Considering a Rental Property? 3 Questions to Ask

There’s plenty of buzz about the income possibilities of owning rental property and the opportunity to supplement your income with the extra cash, but is owning a rental property a good fit for you in this stage of your life? Here are three questions to ask yourself if you’re considering investing in property.

1. Why Do I Want It?

Take some time to really think about why you want to dive into the world of investment property. Is it because you like the idea of passive income? Is it due to the belief that real estate is the only asset that appreciates over time? In both of these cases, investments can achieve the same goal, even though it may not seem that way with the 2008 market crash still fresh in our minds. When making your decision, you will want to weigh the pros and cons of investing the money versus purchasing real estate to determine which will help you achieve your goals. (For more, see: Buying a Second Home to Rent: Dos and Don'ts.)

Maybe you want to invest in property because you’ve done some long-term goal planning and determined that you’d like to have someone pay off your retirement home or a home that you’d like to gift to your children. In this case, the decision to purchase the investment property would outweigh the option of investing the money. Check your goals and motives, and make an informed decision about why you want an investment property.

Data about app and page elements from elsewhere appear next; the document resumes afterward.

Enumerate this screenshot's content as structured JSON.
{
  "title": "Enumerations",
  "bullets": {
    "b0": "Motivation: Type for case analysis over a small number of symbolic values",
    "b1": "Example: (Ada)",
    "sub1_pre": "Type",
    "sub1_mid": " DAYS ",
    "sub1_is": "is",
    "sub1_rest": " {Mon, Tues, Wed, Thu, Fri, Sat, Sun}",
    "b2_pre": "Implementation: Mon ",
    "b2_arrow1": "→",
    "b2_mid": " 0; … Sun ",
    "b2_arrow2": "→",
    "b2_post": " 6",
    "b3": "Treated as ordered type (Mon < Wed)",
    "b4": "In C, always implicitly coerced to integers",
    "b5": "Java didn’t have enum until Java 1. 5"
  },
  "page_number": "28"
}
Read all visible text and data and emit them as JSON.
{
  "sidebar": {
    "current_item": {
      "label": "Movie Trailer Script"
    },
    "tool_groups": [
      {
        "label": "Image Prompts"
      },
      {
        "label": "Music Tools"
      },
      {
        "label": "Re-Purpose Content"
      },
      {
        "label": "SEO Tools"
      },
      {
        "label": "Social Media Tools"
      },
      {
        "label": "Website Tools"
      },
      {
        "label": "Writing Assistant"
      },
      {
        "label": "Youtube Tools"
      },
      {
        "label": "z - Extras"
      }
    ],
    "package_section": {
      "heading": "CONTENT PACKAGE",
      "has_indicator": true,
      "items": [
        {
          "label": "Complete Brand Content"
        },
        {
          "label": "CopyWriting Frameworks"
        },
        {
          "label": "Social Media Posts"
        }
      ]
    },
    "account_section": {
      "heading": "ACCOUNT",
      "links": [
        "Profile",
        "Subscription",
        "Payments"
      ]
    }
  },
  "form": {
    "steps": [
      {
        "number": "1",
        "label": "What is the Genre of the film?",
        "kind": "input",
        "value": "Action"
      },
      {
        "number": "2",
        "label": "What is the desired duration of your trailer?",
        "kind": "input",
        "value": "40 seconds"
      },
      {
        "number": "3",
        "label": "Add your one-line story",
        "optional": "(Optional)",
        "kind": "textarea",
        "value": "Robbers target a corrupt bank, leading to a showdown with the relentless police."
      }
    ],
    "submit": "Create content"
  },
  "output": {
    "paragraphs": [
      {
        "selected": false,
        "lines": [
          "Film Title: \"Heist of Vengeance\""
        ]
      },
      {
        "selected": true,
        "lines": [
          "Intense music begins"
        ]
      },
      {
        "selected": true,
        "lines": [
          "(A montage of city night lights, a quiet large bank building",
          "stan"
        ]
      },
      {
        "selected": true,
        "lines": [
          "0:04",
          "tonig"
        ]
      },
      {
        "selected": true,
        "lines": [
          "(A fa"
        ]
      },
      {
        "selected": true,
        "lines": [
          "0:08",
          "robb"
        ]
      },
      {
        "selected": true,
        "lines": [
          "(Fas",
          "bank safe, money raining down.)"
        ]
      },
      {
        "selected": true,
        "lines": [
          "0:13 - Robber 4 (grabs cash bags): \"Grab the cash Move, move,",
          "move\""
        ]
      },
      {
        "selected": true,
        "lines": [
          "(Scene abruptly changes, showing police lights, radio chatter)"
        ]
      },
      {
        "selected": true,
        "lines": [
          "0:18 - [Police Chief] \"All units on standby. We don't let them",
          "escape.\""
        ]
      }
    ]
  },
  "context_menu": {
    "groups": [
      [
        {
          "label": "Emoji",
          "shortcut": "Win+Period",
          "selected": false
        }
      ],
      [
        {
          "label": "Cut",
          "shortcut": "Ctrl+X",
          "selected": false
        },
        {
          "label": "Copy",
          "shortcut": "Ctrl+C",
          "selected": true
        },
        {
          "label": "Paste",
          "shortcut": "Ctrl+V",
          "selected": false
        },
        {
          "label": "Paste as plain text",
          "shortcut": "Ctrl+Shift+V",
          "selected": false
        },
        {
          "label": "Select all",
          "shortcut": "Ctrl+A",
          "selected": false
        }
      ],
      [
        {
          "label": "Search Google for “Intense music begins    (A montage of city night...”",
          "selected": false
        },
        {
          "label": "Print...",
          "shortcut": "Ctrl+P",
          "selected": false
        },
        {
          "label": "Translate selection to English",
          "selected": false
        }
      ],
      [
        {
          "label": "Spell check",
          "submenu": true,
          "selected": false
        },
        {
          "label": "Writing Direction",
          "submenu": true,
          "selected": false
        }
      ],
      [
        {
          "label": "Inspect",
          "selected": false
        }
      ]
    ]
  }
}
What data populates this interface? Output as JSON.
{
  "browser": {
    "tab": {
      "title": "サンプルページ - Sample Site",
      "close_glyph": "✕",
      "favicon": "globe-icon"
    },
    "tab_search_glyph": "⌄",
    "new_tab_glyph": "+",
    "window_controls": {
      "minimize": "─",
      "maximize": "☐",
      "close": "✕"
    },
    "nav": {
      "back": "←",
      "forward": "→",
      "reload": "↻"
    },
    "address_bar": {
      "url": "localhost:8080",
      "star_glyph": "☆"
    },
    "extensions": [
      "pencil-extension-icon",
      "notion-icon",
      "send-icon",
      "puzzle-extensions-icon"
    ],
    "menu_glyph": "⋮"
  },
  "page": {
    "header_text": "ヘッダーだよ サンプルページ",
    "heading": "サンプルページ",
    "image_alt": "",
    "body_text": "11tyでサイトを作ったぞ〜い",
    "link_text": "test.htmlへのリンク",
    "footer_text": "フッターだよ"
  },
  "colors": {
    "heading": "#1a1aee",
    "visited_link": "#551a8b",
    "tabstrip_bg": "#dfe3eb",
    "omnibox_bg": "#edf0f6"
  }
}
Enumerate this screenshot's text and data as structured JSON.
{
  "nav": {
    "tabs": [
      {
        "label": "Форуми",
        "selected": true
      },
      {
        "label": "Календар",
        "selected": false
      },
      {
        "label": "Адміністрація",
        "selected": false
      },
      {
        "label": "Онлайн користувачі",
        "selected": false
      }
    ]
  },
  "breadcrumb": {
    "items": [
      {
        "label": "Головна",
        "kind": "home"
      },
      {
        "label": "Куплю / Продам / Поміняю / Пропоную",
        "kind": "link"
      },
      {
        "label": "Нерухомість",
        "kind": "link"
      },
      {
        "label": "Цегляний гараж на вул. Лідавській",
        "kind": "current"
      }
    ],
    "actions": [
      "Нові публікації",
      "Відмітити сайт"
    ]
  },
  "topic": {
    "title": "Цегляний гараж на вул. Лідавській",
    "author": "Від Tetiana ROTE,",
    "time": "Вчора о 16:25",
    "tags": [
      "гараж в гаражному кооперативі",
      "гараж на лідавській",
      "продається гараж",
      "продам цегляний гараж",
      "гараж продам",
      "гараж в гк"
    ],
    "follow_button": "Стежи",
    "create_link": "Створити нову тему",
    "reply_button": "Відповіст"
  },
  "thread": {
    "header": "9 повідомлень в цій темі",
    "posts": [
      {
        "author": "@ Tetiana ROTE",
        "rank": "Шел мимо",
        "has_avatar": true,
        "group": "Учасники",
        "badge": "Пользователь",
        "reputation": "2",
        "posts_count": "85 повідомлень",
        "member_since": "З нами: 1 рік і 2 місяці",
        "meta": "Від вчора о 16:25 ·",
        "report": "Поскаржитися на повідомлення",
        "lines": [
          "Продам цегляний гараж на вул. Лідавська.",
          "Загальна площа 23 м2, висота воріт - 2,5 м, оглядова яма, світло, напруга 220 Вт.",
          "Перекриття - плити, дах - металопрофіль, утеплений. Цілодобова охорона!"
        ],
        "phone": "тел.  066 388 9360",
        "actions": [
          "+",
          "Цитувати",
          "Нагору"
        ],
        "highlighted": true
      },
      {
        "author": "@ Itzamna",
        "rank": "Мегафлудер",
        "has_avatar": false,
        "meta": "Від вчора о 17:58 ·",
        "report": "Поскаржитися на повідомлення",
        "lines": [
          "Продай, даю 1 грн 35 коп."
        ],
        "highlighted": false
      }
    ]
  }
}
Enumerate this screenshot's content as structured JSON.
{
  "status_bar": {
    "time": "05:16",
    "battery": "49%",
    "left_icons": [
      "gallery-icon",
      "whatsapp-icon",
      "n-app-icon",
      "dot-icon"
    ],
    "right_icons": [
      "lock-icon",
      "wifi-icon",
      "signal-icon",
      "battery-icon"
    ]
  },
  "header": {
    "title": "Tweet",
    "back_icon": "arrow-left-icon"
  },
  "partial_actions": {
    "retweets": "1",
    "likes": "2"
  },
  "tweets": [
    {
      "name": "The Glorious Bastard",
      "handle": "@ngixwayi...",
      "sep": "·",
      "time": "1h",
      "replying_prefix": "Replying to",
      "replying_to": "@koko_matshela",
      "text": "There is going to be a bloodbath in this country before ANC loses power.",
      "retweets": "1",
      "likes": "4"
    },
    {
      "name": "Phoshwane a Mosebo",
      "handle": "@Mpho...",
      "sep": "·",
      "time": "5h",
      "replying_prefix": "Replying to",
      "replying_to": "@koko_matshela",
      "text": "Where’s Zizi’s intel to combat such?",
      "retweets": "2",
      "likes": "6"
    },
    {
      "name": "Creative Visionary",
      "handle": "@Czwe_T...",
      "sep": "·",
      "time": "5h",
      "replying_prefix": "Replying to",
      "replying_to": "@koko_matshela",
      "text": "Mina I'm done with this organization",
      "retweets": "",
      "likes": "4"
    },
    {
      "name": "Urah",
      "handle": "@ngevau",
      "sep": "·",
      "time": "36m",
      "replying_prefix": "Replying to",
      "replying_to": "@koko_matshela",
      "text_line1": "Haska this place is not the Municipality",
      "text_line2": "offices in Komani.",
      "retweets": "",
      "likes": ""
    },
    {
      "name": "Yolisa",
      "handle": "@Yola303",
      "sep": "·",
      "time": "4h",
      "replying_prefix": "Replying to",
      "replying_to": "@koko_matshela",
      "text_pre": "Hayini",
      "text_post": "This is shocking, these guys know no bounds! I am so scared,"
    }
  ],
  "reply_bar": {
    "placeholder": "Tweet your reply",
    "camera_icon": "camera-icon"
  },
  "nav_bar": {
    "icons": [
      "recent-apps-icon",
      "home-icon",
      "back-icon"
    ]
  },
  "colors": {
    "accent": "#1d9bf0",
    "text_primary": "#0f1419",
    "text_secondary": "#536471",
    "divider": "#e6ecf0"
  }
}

2. Do I Really Want to Be a Landlord?

It’s important to understand that buying an investment property isn’t as simple as buying the house and letting the cash roll in. There’s plenty of work involved in upkeep, dealing with vacancies, legal issues and taxes.

Tenants can make or break your rental property experience. A great tenant can mean the difference between your property being maintained and rent being paid on time, to overdue rent, lawsuits, or even permanent damage to your unit. When a tenant moves, you may have to do a lot of work on the home to get it ready for new tenants, all at personal expense.

You also have the work dealing with the legal side of things, such as drawing up contracts, calling references, and even just finding tenants. You may go through times of not having a tenant, which means no extra income and the added expense of paying the mortgage yourself. It’s important to think through these scenarios ahead of time to determine how and if you’re willing to deal with them. (For more, see: Economics of Owning a Rental Property.)

When it comes to maintenance, some people can make the improvements themselves which can save money, but it can also be a drain on energy and time. You can pay a property management company to handle the details, but that could cost you anywhere from 7-10% of your monthly rent, further reducing the income potential. Before jumping into being a landlord, look at the numbers to see what your profits would be and decide if your investment property would be worth the time and the effort involved.

3. Am I Prepared Financially and Emotionally to Deal With Issues That Arise?

Owning investment property is not for the faint of heart. There are many variables and situations that can arise, so it’s crucial that you plan ahead for how you will deal with them.

For example, do you have enough money in an emergency fund to handle a vacancy? If you don’t, would you need to borrow money from family? Would you need to borrow from your 401(k)? Or, if you were to face a financial setback and pass away prematurely, would your spouse be able to continue managing the property? If both you and your spouse pass and the property goes to your kids, would they know who to contact and how to continue managing the property? You may find that if you haven’t updated your estate plan to prepare for these contingencies, you may want to consider doing so.

Owning an investment property can be an incredible way to bring in cash flow and reach long-term goals, but make sure you cover your bases and ask yourself these three questions before jumping into this new venture. (For more from this author, see: How You Can Prepare for a Financial Setback.)

 

The opinions voiced in this article are for general information only. They are not intended to provide specific advice or recommendations for any individual and do not constitute an endorsement by NPC. Please remember that investment decisions should be based on an individual's goals time horizon, and tolerance for risk. NPC does not render tax or legal advice. The information being provided is strictly as a courtesy. When you link to any of the web sites provided herewith, you are leaving this site. We make no representations as to the completeness or accuracy of the information provided at these sites. Nor are the companies liable for any direct or indirect technical or system issues or any consequences arising out of your access to or your use of third party technology, sites, information and programs made available through this site. By clicking on the link above you will leave our website and assume total responsibility and risk for your use of the site.